The expiration date of the public health emergency is currently set for May 11, the senate recently passed a resolution that may result in an earlier end date. There is still a high level of uncertainty about the affects will be for hospitals.
What Happens Next for Hospitals?
It’s highly likely that hospitals will witness a decrease in patient volumes. The influx of patients seeking treatment for COVID-19 has offset revenue losses from other areas. Patients may now be less likely to seek care at hospitals.
CMS implemented a number of policies early in the pandemic in order to support hospitals under the public health emergency. It’s likely some of these policies may be rolled back, which could have an impact on revenue.
There will also be an increase in uninsured patients. Without auto-renewal in place, patients may fail to take steps to renew coverage, leading to an increase in both bad debt and charity care.
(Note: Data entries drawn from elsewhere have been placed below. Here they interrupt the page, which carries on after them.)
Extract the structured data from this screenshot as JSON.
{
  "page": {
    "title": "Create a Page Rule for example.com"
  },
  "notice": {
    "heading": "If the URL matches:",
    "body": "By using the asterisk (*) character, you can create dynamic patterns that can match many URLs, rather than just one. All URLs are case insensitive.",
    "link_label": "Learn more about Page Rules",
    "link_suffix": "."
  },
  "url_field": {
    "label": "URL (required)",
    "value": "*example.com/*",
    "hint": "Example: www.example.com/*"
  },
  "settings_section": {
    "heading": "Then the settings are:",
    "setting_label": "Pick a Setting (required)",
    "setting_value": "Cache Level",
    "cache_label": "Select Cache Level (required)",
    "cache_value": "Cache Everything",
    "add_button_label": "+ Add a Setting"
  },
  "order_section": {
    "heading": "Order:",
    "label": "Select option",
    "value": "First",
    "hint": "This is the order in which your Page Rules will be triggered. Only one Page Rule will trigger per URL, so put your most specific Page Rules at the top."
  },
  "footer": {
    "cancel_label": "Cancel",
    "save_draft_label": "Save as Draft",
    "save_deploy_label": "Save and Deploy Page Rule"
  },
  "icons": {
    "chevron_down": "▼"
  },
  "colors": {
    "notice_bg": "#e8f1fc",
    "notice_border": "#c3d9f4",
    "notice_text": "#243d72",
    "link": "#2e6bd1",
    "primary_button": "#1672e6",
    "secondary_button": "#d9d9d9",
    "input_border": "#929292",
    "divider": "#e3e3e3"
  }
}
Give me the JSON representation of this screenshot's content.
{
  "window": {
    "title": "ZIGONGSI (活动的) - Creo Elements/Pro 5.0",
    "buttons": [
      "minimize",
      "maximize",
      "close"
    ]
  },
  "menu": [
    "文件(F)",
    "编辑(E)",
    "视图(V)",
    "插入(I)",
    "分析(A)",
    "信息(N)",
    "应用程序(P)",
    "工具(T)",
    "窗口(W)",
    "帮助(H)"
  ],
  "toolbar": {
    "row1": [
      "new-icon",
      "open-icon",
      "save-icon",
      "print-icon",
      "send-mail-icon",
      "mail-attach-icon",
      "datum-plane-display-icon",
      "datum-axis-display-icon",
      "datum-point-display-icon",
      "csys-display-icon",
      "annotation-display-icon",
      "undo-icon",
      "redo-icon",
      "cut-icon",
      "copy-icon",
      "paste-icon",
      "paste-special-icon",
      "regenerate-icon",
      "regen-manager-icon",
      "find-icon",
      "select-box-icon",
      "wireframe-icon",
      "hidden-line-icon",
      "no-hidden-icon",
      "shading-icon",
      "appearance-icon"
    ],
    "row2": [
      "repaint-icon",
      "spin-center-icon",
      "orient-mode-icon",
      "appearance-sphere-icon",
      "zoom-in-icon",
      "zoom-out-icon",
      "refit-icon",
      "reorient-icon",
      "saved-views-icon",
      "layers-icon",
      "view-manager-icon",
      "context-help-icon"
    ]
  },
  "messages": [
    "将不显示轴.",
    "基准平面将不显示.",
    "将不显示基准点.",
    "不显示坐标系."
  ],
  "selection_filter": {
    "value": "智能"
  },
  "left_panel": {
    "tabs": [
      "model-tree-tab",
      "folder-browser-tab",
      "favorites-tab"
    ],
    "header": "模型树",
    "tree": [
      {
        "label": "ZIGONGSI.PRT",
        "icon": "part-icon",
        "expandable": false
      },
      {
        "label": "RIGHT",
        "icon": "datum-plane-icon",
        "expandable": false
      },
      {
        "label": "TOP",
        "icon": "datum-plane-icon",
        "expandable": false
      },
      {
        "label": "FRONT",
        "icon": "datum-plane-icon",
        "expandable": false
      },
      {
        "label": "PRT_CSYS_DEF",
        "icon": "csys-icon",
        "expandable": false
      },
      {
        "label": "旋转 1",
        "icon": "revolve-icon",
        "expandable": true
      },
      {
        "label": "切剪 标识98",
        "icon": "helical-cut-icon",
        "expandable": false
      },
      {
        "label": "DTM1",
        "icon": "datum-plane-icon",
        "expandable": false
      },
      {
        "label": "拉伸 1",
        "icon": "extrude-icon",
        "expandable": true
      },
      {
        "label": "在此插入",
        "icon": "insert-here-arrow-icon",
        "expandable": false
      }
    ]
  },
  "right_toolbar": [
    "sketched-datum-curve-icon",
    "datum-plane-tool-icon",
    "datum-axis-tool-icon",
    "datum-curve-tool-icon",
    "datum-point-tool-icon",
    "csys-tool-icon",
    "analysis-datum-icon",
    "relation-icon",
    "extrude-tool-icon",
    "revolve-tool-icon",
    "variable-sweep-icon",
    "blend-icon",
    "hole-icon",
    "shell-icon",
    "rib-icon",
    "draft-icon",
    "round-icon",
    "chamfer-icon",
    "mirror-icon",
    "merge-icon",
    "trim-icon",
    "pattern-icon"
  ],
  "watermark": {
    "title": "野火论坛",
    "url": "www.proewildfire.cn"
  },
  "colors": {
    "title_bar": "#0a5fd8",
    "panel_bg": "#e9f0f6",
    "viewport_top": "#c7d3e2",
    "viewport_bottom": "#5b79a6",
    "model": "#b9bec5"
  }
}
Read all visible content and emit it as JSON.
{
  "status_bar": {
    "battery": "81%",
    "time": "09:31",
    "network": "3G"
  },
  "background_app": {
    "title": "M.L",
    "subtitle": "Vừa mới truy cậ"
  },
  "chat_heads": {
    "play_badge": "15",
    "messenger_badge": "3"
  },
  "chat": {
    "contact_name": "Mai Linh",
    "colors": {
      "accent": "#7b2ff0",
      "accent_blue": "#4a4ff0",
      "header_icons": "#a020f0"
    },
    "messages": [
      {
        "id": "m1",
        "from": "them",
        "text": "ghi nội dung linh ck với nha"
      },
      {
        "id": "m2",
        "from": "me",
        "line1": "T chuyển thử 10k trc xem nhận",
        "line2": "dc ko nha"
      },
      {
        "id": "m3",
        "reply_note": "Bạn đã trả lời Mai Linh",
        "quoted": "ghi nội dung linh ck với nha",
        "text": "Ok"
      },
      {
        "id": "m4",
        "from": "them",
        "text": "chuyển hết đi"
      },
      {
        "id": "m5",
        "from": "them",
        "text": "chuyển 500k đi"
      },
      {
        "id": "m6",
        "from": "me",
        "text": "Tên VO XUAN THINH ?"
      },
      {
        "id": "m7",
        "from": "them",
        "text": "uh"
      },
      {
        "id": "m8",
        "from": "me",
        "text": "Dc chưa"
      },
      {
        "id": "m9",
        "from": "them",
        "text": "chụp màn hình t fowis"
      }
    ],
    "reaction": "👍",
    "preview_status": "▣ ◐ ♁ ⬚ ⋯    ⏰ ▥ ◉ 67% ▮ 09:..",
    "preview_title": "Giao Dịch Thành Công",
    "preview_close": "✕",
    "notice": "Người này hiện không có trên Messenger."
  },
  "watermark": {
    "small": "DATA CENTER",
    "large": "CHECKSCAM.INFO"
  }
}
- Develop a plan to manage resources if patient volume drops–this may involve new training initiatives and reallocating resources to areas of higher need.
- Review RCM processes. Ensure they are optimized for efficiency and accuracy. Now might be the time to invest in new technology and/or streamlining workflows and reducing manual processes.
- Stay up to date on reimbursement policies and be prepared to adjust RCM processes accordingly.
- Explore new revenue streams to offset decline in patient volume, such as expanding services or partnering with other providers to offer new services.
- Reach out to patients at risk of losing Medicaid coverage and encourage them to take re-enrollment steps through targeted outreach campaigns.
- Invest in eligibility/coverage verification technology and services.
- Explore alternative funding more aggressively, such as partnering with community organizations or applying for grants
- Advocate for Medicaid expansion in your state. AAHAM Legislative Day is coming up.
- Refine financial assistance programs and enrollment processes
Blog Contributor: Helen Carlon, CRCR